The brief draws from academic literature, recent research, analysis of existing initiatives, and examples from projects across the world to offer 10 essential components for rapidly developing a communications strategy to combat COVID-19:
- Step 1 - Set up a communications task force. An agile and action-oriented task force, headed up by a national focal point, is needed to execute the strategy and should include representatives from the Ministry of Health, the private sector, media, behavioral scientists, and creative and communications specialists.
- Step 2 - Mobilize resources, including from the private sector. Core government funding for COVID communications needs to be mobilized rapidly and can be complemented with help from donors and from the private sector, who have many relevant skills to offer.
- Step 3 - Define which behaviors need to change and by whom. Campaigns need to be specific and clear about what behavior they want people to adopt. Hand hygiene and physical distancing are key to interrupting COVID-19 transmission in the community, as shown below.
- Step 4 - Review what is being done internationally and locally. Country programs need to be aware of global developments, gathered from authoritative sources including WHO, Compass, the World Bank and Hygiene Hub. The task force also needs to map all existing national efforts, as well as quickly counter misinformation.
Step 5 - Review what is known about the drivers of risk behaviors and rapidly fill in knowledge gaps. An effective national plan needs to engage the population with messages that are new and surprising in order to grab people’s attention. The communications must motivate action by making the behavior something that people will want to do. Above all, the advocated behavior has to be possible. Rapid in-depth research into what people are doing and why, especially in vulnerable or marginalized groups, is vital.
- Step 6 - Produce a creative brief and theory of change. A creative brief is the guiding document that sets out the problem, purpose, objectives, target behaviors, audience characterization, channels of communication, persuasive argument, tone, personality, measures of impact, and the materials required from the creative team.
- Step 7 - Develop a unifying national brand. Governments need to brand their national campaigns to help establish trust and credibility and ensure coherence. The logo should be based on existing government brands but have new, eye-catching elements, while the slogan should encapsulate the primary insight of the campaign.
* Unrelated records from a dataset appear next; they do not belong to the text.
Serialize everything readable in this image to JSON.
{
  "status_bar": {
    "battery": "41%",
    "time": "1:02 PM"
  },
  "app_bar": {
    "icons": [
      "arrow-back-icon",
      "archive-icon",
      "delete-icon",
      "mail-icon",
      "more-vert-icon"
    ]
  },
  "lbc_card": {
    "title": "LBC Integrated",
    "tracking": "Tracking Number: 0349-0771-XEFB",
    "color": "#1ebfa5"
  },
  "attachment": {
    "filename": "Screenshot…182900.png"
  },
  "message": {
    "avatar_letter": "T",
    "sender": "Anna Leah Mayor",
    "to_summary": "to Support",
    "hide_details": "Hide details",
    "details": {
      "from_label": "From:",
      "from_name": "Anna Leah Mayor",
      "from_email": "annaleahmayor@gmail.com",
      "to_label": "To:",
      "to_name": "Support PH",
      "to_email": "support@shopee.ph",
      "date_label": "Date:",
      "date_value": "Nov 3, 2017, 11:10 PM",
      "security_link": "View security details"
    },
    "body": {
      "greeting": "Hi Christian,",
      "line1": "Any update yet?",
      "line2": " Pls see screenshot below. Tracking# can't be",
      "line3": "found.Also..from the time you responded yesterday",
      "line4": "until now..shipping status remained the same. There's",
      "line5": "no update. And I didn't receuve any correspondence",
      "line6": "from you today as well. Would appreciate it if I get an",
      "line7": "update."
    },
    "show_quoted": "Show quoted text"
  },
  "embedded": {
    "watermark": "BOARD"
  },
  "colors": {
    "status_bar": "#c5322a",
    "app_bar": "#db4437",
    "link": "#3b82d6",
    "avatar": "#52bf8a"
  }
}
- Step 8 - Deploy using the most relevant channels for the target audiences. Content may take various forms, including TV and radio commercials, memes for social media, or content for existing TV and radio shows. The aim is to generate discussion and social media sharing – for messaging to go viral, it must be worth sharing.
- Step 9 - Rapidly pre-test and continually revise materials. In emergency conditions, some pre-testing, for example through phone calls with small samples of target audiences, is possible – allowing course corrections before materials are released. Content will need to be revised and refreshed often, since the impact diminishes as surprise fades and circumstances evolve.
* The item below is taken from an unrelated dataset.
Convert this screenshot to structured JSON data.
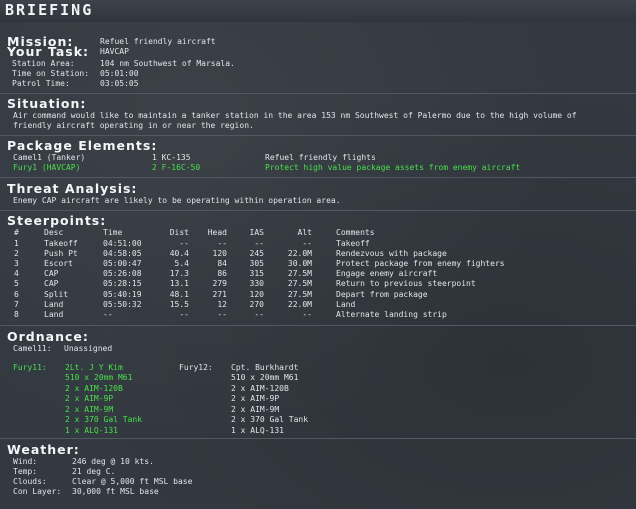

- Step 10 - Monitor, evaluate, and share lessons. Continual monitoring of the effect of communications on behavior and behavioral indicators is essential, even if the circumstances of a pandemic make this challenging.
The pandemic has focused attention on the vital importance of behavior change. However, behavior change is not just a matter of providing information; it requires strategies to ensure that people pay attention, and that they want to, and can, change their behavior. To achieve this, behavior change communications need to be surprising and cause a re-evaluation of the behavior so that individuals will be motivated to act. Performance of the behavior should be enabled.
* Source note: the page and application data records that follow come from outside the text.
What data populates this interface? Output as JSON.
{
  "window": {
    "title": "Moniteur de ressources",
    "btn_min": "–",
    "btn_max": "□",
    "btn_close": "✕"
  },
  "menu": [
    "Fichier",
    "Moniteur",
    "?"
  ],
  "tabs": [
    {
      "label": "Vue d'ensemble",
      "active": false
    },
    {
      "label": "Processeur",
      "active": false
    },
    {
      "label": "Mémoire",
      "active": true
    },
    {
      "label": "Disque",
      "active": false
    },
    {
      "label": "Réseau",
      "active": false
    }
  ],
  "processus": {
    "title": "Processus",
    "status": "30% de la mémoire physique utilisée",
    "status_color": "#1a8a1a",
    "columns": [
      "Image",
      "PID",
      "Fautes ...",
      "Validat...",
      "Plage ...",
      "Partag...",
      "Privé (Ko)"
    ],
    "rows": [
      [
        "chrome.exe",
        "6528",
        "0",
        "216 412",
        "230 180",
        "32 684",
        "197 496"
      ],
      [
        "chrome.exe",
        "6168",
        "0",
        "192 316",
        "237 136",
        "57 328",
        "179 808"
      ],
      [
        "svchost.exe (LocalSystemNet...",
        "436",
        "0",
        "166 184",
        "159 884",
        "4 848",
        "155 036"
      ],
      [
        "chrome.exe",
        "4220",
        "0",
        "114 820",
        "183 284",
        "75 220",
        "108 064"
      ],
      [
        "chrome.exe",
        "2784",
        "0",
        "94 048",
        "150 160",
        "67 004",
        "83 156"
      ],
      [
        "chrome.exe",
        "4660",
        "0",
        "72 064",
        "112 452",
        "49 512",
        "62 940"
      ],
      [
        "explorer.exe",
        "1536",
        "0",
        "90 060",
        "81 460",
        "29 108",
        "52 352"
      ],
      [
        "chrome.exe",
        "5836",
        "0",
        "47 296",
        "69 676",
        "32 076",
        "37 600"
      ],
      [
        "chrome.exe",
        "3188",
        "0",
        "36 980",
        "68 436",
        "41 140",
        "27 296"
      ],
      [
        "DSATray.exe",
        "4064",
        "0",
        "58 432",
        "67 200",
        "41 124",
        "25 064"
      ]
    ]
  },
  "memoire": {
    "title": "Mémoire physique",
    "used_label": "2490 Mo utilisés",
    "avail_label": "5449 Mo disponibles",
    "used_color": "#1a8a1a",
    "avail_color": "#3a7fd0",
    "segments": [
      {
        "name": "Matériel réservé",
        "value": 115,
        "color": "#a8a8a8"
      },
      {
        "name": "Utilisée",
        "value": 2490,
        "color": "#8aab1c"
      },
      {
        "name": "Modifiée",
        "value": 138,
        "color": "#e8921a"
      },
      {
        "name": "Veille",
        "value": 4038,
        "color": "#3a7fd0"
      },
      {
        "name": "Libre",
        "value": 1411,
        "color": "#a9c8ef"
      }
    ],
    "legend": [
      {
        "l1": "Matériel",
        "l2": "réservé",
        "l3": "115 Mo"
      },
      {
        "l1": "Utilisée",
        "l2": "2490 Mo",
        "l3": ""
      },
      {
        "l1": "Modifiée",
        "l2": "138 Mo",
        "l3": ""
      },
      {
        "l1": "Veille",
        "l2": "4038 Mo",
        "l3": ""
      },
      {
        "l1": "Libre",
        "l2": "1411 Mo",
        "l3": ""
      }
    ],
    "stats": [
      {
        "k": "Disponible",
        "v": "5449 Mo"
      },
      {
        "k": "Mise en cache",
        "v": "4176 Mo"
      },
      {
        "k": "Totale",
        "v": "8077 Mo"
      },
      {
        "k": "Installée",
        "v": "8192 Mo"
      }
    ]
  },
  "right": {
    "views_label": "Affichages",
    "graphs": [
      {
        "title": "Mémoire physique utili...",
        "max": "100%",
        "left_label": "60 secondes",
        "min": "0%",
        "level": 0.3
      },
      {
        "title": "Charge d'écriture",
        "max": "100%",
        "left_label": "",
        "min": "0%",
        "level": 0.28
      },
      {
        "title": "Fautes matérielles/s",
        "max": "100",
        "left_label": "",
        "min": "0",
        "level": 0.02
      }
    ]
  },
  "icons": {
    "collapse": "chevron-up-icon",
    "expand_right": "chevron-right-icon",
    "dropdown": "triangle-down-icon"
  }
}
Strategic planning is hard in a pandemic, but is achievable, can be rapid, and will pay off in terms of program effectiveness. Following the above guidance can help governments encourage citizens to choose better behaviors now and sustain them into the future.